Dave Kopel on Guns and Tyranny
Dave Kopel is research director of the Independence Institute in Colorado and a leading attorney on Second Amendment issues. He is the author of Aiming for Liberty: The Past, Present, And Future of Freedom and Self-Defense, Colorado Constitutional Law and History, several other books, and countless articles. This is the Self in Society Podcast #28.
1:06 U.S. violence in context
6:39 Homicides by government
8:15 Civilian gun ownership as protective against mass-murder by government
11:08 Interlude: Some personal connections
11:44 But some governments are better
13:44 Governmental violence in Europe
15:24 Worrisome signs in the U.S.
18:17 Armed racial nationalists as a threat to the country
20:41 Bad governments get guns to bad people; Sudan and Venezuela
23:03 The German example; gun-owner registration lists
24:36 The French example
25:14 What’s behind the global rise of authoritarian movements?
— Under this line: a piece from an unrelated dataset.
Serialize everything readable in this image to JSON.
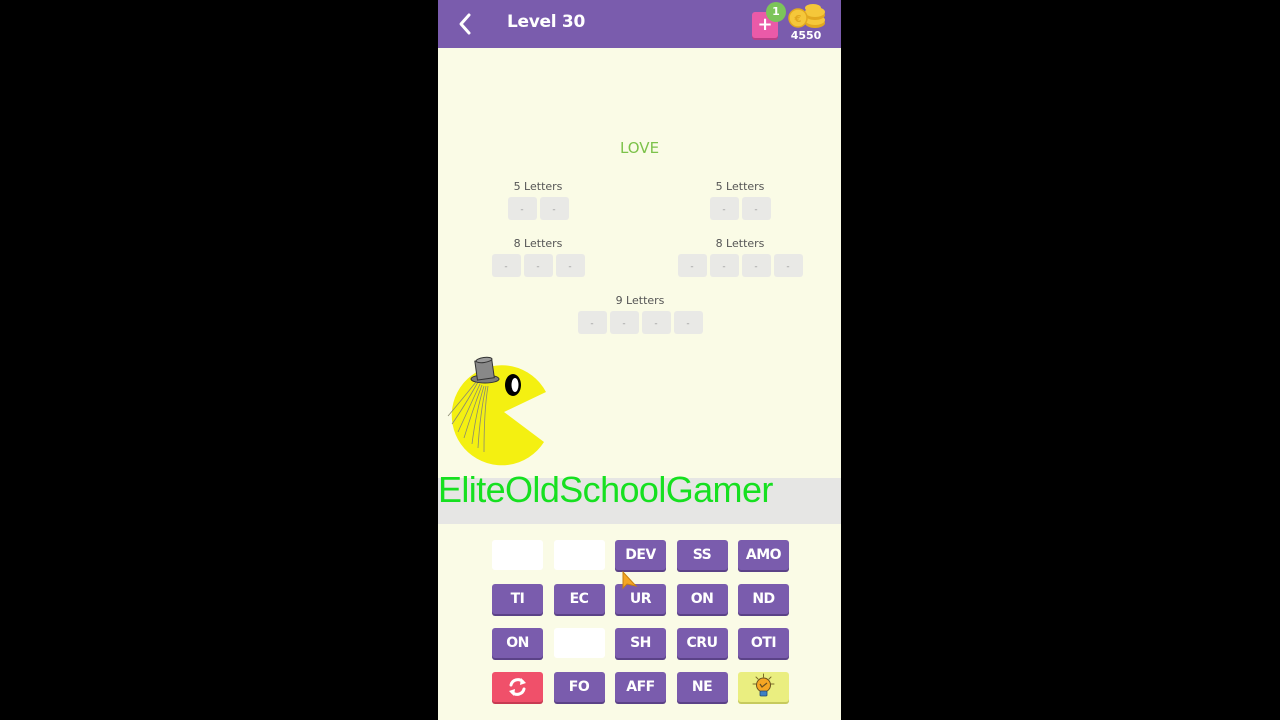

What is nationalism?
27:58 The Russian example
30:12 The murders of Hitler, Mao, and Stalin
31:00 The Victims of Communism Museum
31:15 Deficiencies of American history education; the evil of Communism
33:16 The Cuba example
34:16 The Marxism of Antonio Gramsci
36:24 Ideological takeover of American schools
38:04 Guns for personal self-defense
43:02 Police responses to crimes
44:45 Armed teachers
49:49 The movement against armed self-defense
50:55 The Second Amendment and individual rights
53:09 Background checks and gun-owner registration
59:25 "Assault" guns
Kopel’s web site links to his many works. See also his bio page at the Independence Institute.
Kopel discusses his recent article, “Guns Kill People, and Tyrants with Gun Monopolies Kill the Most” (which he summarizes at Volokh). Here is the abstract:
What are the relative risks of a nation having too many guns compared to the risks of the nation having too few guns? Comparing and contrasting Europe and the United States during the twentieth century, the article finds that the United States might have suffered up to three-quarters of million excess firearms homicide over the course of the century—based on certain assumptions made to maximize the highest possible figure. In contrast, during the twentieth century Europe suffered 87 million excess homicides against civilians by mass-murdering tyrannical governments. The article suggests that Americans should not be complacent that they have some perpetual immunity to being subjected to tyranny. The historical record shows that governments planning mass murder work assiduously to disarm their intended victims. While victim resistance cannot necessarily overthrow a tyrannical regime, resistance does save many lives.
Recently Kopel discussed his book on the Colorado Constitution with Jon Caldara.
Kopel discusses William English’s paper, “2021 National Firearms Survey.”
During the discussion Kopel mentioned Antonio Gramsci. We discussed the Victims of Communism museum. I wrote down my thoughts on nationalism in a 2016 article. I quoted Wikipedia on international homicide statistics. I also quoted the Texas Tribune and a union poll about arming teachers. And I mentioned Robert Zubrin’s article about the Russian authoritarian mystic Aleksandr Dugin.